To ensure that couples can address these red flags before they sink a marriage, Bailey recommends that couples date at least a year, so they have enough time to get to know each other and can know for sure that the other person would make a good life partner.

“It’s easy to get carried away in the early romantic stages of any relationship but important to realize that when people are in love, the brain produces a cascade of chemicals designed biologically to bind and bond humans together. This basic human drive doesn’t originate from the ‘thinking’ part of our brains!” Bailey explained.

Bailey explained that high levels of dopamine and a related hormone called norepinephrine are released during attraction. Brain scans of people in love have shown that the primary reward centers of the brain are highly activated when people are shown a photo of someone they are intensely attracted to compared to when they are shown someone they feel neutral toward, such as an old high school acquaintance.

One of the keys in counseling is being able to share feelings with one another. Bailey said that doing so requires mutual trust.

“The inability to share feelings makes authentic communication and true intimacy difficult,” she said. “However, in most cases, people can learn to become better at sharing their feelings.”

Bailey said one benefit of pre-marriage counseling is that it gives couples the opportunity to work out potential problems before they snowball into big ones. At the same time, pre-marriage counseling can reveal differences between individuals that may prove irreconcilable and eventually lead to divorce.

The Union asked Bailey if she had cases where a couple delayed or even canceled their marriage because of issues that came up in counseling.

“This would be a wise outcome if a couple were to become aware of and pay attention to potential problems,” she said. “However more often than not, people will continue ahead with marriage plans hoping that any problems will eventually resolve themselves,” adding that this hope is usually misplaced because problems don’t go away on their own.

Bailey said counseling can often help people feel more solid in their relationships. At the same time, counselors often find that couples who seek counseling after being married for several years sometimes wait too long to get help, and by the time they do, they have experienced too many hurt feelings and disappointments to repair the relationship.

“This is why we strongly encourage couples to consider a few sessions of premarital counseling before they tie the knot,” she said.

Walter Carter is a mental health counseling intern with Ardent Counseling Center, and works in the firm’s Fairfield, Washington, Iowa City and Williamsburg offices. He mentioned that couples who start counseling before they’re married usually recognize its benefits, and continue with a counseling program after their wedding day. He said counseling can help couples better manage their emotions. It ensures that couples are identifying areas of improvement in their relationship, and working to fix them. If couples are not aware of their own problems, there’s a danger they could regress in their relationship.

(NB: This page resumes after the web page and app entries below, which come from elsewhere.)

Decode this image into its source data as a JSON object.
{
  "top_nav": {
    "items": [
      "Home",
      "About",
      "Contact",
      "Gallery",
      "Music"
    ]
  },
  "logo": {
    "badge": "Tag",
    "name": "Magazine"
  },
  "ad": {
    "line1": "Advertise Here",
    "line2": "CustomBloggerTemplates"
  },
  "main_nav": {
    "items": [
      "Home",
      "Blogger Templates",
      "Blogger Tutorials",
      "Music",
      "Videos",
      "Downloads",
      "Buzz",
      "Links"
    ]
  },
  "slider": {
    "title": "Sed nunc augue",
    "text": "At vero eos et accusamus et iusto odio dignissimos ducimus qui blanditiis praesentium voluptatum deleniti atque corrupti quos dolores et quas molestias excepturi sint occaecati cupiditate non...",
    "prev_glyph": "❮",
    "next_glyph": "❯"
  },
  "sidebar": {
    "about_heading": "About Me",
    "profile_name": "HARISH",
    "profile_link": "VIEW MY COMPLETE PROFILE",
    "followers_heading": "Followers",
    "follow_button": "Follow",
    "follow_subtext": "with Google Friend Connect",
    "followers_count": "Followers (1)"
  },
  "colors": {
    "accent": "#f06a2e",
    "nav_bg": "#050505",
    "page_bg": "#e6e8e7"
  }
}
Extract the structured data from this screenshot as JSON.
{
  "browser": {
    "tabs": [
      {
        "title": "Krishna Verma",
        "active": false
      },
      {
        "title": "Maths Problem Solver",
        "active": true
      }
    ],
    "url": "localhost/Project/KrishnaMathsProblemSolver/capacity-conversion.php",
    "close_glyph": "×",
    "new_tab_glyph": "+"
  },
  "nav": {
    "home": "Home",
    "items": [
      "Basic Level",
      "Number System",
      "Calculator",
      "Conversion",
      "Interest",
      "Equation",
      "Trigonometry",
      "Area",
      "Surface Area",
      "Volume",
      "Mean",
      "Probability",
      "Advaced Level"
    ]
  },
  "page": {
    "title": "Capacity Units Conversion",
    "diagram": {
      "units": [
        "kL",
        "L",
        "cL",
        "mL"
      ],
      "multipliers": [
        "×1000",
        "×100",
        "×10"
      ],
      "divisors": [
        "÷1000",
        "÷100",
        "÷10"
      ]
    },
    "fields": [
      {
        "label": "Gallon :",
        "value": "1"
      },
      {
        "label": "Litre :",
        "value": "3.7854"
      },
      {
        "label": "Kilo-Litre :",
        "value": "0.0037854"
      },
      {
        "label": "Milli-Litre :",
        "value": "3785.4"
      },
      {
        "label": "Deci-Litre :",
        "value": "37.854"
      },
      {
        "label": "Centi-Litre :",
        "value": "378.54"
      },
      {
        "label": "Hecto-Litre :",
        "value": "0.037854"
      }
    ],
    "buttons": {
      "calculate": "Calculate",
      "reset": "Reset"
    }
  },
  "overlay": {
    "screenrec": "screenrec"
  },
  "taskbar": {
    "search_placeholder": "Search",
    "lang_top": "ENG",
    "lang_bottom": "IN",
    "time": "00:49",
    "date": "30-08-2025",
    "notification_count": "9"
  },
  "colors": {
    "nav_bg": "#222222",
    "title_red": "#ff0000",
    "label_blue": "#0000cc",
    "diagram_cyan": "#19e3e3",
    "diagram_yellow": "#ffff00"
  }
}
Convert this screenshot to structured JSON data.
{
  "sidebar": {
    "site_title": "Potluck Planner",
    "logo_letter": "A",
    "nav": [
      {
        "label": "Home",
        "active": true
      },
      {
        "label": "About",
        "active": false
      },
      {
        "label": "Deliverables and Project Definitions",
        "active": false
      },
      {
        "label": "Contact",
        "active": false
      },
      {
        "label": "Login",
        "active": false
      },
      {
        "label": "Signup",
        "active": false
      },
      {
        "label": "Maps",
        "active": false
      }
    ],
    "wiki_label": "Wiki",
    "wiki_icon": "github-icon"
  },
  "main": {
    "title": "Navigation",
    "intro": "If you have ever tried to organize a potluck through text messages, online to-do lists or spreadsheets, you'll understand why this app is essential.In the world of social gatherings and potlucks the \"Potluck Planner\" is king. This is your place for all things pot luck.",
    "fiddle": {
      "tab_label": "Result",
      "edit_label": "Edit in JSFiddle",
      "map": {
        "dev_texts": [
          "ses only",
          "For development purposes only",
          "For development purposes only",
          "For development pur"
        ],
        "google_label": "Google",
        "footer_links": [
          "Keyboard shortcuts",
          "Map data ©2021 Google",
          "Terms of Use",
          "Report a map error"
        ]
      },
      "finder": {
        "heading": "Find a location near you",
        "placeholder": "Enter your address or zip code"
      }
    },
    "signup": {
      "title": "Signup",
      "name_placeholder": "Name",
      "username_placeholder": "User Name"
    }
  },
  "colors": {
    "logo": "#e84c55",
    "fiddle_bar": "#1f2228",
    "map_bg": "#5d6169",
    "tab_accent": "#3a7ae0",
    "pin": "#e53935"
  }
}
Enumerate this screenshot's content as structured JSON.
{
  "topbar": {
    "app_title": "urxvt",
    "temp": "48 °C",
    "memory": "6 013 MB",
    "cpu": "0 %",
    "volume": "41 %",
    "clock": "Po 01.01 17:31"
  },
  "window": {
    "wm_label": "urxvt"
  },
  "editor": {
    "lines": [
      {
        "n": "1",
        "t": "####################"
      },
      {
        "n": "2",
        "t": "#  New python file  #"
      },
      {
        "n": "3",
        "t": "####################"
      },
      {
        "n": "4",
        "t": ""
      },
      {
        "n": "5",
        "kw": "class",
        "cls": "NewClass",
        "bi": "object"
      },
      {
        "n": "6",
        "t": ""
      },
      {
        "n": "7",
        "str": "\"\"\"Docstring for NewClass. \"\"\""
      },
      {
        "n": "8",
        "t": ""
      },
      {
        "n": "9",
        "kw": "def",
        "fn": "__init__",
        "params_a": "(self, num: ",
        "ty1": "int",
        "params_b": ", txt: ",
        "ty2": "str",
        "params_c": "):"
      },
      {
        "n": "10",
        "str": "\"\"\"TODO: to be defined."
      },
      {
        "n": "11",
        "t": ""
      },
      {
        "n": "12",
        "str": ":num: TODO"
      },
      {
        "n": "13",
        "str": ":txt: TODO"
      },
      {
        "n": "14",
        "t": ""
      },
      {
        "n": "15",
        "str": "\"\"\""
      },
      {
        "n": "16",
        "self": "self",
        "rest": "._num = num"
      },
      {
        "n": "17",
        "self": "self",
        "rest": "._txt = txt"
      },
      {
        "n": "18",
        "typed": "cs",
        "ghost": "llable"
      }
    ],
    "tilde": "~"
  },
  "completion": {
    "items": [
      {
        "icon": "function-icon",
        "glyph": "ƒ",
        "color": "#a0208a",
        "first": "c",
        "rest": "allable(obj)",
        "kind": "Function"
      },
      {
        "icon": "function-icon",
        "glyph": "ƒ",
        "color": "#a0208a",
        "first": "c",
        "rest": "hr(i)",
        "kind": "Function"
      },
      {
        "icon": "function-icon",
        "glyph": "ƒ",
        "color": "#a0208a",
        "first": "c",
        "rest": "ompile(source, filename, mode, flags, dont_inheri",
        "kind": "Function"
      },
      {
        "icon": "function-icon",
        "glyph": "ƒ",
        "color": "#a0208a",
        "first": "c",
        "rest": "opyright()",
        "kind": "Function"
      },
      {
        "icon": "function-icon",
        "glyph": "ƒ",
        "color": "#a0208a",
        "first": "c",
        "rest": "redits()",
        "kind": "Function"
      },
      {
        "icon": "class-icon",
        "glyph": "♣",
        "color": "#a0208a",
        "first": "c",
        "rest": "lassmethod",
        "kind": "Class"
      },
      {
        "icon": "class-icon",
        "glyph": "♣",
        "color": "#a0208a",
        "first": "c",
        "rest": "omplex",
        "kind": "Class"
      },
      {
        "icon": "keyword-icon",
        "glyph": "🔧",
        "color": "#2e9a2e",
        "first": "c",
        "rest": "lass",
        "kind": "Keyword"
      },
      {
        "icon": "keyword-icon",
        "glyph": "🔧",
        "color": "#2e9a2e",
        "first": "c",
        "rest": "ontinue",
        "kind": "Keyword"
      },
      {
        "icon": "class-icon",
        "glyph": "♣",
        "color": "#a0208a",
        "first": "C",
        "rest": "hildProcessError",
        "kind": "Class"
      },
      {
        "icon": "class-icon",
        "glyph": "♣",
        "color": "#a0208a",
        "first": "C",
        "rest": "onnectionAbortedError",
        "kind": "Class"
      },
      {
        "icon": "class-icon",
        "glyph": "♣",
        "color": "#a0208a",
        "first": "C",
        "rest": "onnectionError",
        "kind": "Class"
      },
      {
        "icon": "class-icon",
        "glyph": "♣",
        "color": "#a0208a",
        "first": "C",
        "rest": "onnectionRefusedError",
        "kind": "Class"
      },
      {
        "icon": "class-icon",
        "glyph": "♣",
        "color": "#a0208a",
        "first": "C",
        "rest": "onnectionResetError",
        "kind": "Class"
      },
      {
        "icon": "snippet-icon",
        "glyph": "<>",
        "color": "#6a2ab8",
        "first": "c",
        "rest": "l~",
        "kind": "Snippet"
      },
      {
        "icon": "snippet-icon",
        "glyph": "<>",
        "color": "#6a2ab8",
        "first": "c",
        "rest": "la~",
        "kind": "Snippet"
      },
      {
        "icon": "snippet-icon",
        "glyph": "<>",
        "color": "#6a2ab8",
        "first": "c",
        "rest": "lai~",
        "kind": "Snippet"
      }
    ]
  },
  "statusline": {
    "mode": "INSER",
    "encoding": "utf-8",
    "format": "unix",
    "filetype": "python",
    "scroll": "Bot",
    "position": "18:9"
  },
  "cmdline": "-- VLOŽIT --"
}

“The goal of counseling is to create a safe space where both people can express their opinions,” Carter said. “We refer to that as developing a therapeutic working alliance. It’s basically just building trust between a therapist and their clients.”

Carter acknowledged that some clients are hesitant to divulge the most intimate parts of their life, sometimes even with their partner.

“It’s intimidating even for the toughest man,” he said. “It’s so important to help find a way to create a trustful dynamic where topics can be discussed openly without causing emotional harm or trauma for either party.”

Carter said that even apparently stable marriages of 30 years or more can break down if the couple does not address areas for improvement. He said sometimes one or both parties will assume a posture of “I’m never going to change, so accept me for who I am or move on.”

“That’s not good enough,” he said. “As humans, we have so much potential. We’re meant to adapt to grow and develop into our potential.”